Then it proceeds to its very near to death phase called the white dwarf phase where the star no longer does nuclear fusion reactions but emit its remaining potential energy in the form of light and heat for billions of year more.
Then, slowly, it proceeds to its death phase called the black dwarf phase. At this phase it has no more energy remaining and is cold and dark. It becomes nearly invisible and is like a dead body in space.

Now we will discuss on the life of a massive star.
Any star above the mass of 8 solar masses will develop to be massive stars. Since massive stars are bigger in comparison to average star… they have more hydrogen fuel - the nuclear fusion reactions are more rapid in them and hence they have a shorter lifetime. Its said — ‘The more you have… the faster you die!’ Some very good examples of massive stars are Rigel and Betelgeuse in the Orion Constellation.
Now, massive stars like other stars are formed from nebula. Even they have that phase when helium takes over and the pressures become so much that they convert into a carbon core. It is called the red supergiant phase. But the only difference is that they don’t stop there! They continue fusing into more and more elements from helium to carbon to oxygen to neon to magnesium until the core becomes pure inert ferum (iron) by fusing. This model of a red supergiant shows the layers of different elements formed inside a red supergiant due to continued fusion reactions:

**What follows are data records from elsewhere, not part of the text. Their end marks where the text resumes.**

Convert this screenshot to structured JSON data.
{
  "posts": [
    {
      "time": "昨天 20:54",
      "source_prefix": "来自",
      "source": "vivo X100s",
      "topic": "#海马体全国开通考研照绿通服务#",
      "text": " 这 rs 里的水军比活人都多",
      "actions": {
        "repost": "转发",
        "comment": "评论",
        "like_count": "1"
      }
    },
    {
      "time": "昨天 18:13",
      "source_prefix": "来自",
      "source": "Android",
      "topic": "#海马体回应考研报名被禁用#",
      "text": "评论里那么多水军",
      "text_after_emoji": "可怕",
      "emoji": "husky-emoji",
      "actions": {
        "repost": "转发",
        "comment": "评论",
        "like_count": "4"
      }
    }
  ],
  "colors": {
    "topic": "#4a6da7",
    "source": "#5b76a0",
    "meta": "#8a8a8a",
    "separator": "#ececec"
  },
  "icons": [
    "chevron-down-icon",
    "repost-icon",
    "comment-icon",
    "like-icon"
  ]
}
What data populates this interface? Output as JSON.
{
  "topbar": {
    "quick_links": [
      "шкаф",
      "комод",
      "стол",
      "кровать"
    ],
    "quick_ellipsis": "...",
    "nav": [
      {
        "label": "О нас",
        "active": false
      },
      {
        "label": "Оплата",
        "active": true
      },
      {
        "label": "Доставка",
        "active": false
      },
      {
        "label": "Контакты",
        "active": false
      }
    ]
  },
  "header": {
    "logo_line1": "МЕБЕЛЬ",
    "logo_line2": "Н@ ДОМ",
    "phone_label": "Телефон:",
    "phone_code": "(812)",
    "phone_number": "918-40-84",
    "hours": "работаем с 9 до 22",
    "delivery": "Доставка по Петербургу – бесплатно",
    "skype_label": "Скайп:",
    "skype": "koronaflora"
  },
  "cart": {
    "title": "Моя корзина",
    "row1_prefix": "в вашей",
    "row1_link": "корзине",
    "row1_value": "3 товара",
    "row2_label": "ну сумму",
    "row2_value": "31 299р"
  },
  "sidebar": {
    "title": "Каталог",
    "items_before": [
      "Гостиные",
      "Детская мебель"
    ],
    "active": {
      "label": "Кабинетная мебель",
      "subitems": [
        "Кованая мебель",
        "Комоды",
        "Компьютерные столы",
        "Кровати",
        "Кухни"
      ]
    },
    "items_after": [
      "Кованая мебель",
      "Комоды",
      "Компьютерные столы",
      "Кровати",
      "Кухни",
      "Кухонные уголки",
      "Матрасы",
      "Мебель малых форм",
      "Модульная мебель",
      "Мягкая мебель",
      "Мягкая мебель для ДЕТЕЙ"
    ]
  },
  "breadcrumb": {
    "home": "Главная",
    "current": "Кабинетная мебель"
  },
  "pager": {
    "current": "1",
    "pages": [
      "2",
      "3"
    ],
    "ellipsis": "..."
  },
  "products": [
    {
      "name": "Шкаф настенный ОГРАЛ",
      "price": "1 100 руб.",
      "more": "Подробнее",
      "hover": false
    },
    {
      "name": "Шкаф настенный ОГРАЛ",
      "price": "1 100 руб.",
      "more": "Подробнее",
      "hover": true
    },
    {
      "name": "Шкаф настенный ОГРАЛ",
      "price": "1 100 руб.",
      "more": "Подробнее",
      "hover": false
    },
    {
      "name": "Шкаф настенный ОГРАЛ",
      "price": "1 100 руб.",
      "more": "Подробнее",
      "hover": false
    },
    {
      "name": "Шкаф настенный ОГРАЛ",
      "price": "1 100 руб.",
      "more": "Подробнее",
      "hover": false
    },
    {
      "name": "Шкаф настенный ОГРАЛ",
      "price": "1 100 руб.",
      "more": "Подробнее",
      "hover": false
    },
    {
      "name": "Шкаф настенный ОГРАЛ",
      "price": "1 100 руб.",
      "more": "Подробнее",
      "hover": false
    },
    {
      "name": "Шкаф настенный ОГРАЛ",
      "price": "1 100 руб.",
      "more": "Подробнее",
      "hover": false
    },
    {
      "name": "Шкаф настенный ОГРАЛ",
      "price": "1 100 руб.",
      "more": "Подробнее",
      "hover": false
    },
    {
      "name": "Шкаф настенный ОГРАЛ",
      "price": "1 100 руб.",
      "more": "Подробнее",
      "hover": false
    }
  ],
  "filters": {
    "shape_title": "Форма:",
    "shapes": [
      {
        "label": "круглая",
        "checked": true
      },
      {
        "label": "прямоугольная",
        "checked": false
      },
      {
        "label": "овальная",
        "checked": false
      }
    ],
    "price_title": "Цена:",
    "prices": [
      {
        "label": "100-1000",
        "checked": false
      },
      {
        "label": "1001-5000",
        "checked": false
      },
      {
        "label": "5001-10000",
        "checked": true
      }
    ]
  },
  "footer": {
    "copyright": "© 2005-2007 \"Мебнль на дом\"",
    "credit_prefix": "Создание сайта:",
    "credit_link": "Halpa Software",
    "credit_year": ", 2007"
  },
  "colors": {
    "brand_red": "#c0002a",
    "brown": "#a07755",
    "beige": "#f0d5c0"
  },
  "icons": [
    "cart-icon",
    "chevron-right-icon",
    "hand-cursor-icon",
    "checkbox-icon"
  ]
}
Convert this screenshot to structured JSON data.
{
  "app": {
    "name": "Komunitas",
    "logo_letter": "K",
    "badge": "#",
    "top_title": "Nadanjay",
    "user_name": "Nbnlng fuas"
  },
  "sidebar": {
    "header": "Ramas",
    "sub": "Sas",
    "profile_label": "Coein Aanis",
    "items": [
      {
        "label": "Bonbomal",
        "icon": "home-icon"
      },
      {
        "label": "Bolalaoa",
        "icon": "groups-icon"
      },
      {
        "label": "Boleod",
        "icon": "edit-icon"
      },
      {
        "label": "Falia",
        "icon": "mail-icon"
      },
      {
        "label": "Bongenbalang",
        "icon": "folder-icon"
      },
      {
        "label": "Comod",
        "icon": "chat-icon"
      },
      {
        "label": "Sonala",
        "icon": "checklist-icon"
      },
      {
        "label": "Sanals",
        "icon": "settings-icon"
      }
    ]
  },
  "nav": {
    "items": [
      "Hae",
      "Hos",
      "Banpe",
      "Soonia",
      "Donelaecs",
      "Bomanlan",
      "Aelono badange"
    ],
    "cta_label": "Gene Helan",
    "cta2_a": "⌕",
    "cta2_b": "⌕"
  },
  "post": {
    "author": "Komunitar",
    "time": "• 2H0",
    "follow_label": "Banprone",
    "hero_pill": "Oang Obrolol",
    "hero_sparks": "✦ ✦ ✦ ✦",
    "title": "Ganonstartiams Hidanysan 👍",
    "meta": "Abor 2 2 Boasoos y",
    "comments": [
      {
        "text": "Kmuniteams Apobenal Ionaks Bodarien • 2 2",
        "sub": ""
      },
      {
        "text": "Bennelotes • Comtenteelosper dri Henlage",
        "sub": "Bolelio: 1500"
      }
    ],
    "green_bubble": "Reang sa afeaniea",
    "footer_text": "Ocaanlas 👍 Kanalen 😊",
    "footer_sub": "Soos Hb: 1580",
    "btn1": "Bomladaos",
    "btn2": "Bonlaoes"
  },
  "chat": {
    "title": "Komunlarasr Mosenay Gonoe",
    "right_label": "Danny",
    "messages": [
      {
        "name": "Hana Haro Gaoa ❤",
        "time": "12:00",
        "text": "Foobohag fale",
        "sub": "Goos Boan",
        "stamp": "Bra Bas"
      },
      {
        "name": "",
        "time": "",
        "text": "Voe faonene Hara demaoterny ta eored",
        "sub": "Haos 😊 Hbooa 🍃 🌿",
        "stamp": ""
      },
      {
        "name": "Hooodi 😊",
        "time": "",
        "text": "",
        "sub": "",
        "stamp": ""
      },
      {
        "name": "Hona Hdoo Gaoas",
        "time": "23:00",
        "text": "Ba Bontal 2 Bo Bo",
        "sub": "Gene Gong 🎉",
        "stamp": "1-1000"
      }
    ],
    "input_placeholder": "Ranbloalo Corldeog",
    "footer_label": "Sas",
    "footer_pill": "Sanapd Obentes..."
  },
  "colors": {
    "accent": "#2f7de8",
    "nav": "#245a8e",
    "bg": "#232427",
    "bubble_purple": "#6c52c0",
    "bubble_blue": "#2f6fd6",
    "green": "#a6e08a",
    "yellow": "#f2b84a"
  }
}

A depiction of the concentrated fusion cores of a Red Supergiant Star (Source: phys.uaf.edu)

​Up to the production of iron in the most massive stars, the nuclear fusion process is able to create extra energy from the fusion of lighter nuclei. But the fusion of iron nuclei absorbs energy. The core of the massive stars implodes and the density gets so great that protons and electrons are combined to form neutrons + neutrinos and the outer layers are ejected in a huge supernova explosion, something like this -

An artist’s depiction of a supernova explosion

​The supernova explosion blows off the outer layers of the star and the gases flow off the star. But, there is a dense remnant core that is left behind -
The state of the remnant just after the supernova explosion becomes something like this:

An artist’s depiction of the remnant after Supernova explosion

A dense core remnant and the gases all around — oh, its so magnificent!
The remnant then makes the difference! If the remnant ranges from a mass of 1.5 to 3 times our solar mass — then it becomes a neutron star. A neutron star is a dense pulsating star, where one teaspoon of matter has a mass equivalent to our Mt. Everest!

An artist’s depiction of a neutron star

As written in NASA’s website:

Most known neutron stars belong to a subclass known as pulsars. These relatively young objects rotate extremely rapidly, with some spinning faster than a kitchen blender. They beam radio waves in narrow cones, which periodically sweep across Earth like lighthouse beacons.

What if the remnant is more than 3 solar masses?
It will give rise to the devil — the black hole!
When the remnant core is more than 3 solar masses… the gravity collapses from within to give rise to a black hole. Black holes are practically so dense objects that they curve the space-time curvature infinitely!

The interaction of celestial components with the space-time continuum

I mean its sooo dense that not even light can escape from it. It pulls everything! A typical black hole has the following parts:

The parts of a typical black hole (Source: NASA)
  • Event Horizon → It is that border of the black hole from where not even light with the enormous speed of 299,792,458 km/s can escape — its literally the point of no return.
  • Accretion Disk → This is a disk mainly composed of dusts and gases — that revolves around the black hole. It has extremes of temperatures — nearly about some millions of kelvins
  • Singularity — -> This is a place which no physicists can define till now. The physics of matter here is unknown. Physicists think that its the deepest curvature in a black hole and time actually stops for an observer inside it.

With this, we come to a end of this explanation. I hope this has been fruitful! :)
I will gratefully accept any errors done by me — since all this research is a product of my sole enthusiasm, please do comment.



Spandan Mallick

An active astronomy enthusiast. Pursuing B.E in Electronics